This special issue pairs two terms, “new media” and “American literature,” which are rarely put in the same sentence, except as opposites. “New media,” stemming from “mass media,” carries with it connotations of entertainment, quick communication, and ephemeral information—that is, something other than literature, which implies ineffable and lasting artistic merit, density rather than clarity, and most traditionally, familiarity with letters and books. But why is it that new media and literature, information and meaning, are so frequently opposed? What work does separating them do—and what work goes into disentangling them? Most importantly, what insights regarding both new media and American literature can emerge from their conjoining, a linkage that invites many earlier theoretical projects—from New Historicism to cultural critique—to question a stark separation of the literary from literature?

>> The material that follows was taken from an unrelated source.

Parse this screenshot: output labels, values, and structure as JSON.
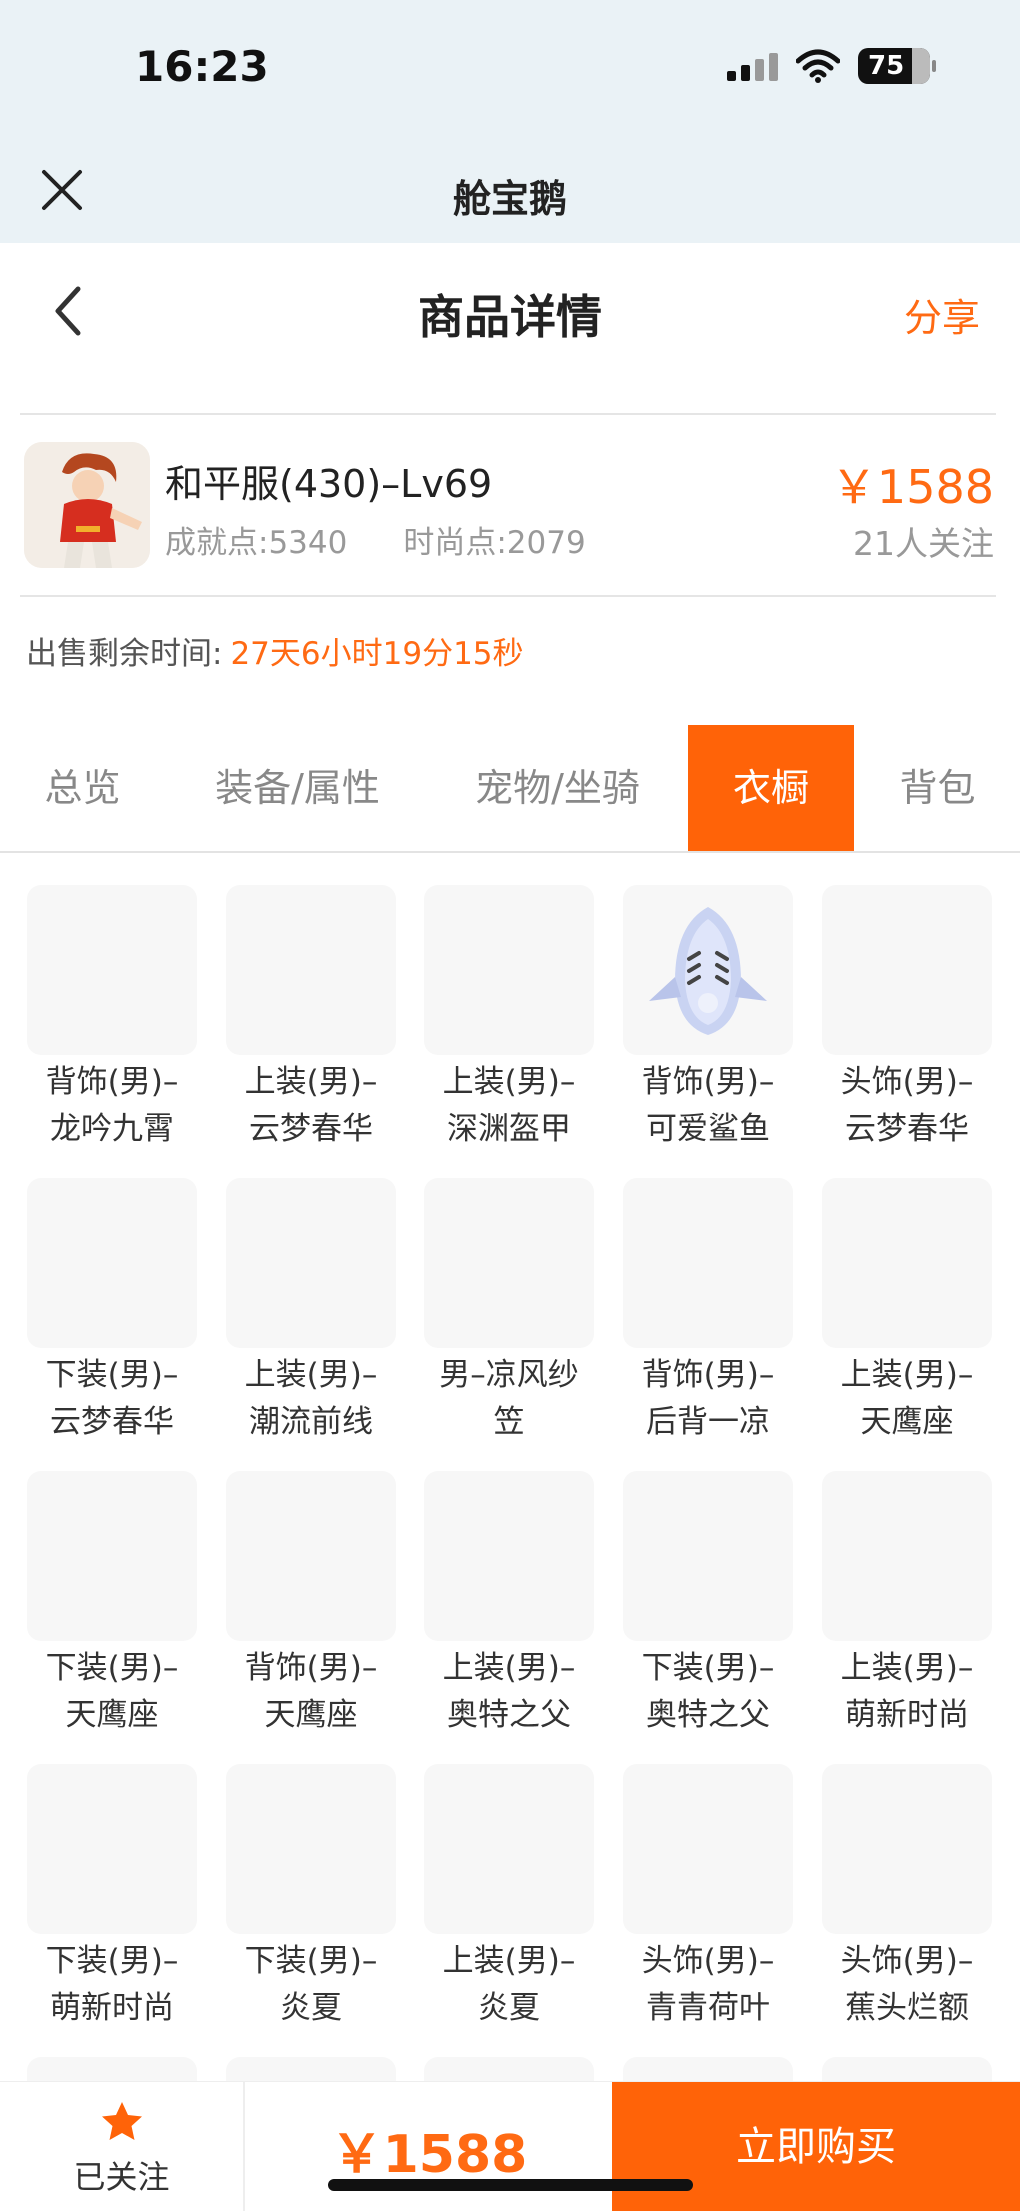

The authors of the wide-ranging articles in this special issue all respond in different ways to these questions. They all start, though, with the premise that literature, technology, and media have always been deeply intertwined. The essays in this issue explore several aspects of the emerging new media landscape, including data visualization, hypertext markup language, videogame studies, the digital humanities, and multimedia archives. Alongside the print publication, this issue includes four online essays created with “Scalar”—a born-digital, open source, and media-rich scholarly publishing platform. Contributors include Craig Carey, Lauren F. Klein, Jeff Scheible, Richard Jean So, Patrick Jagoda, Gary Hall, Curtis Marez, Jeffrey Shandler, Steve Anderson, and Jentery Sayers.
More info at the American Literature Duke University Press.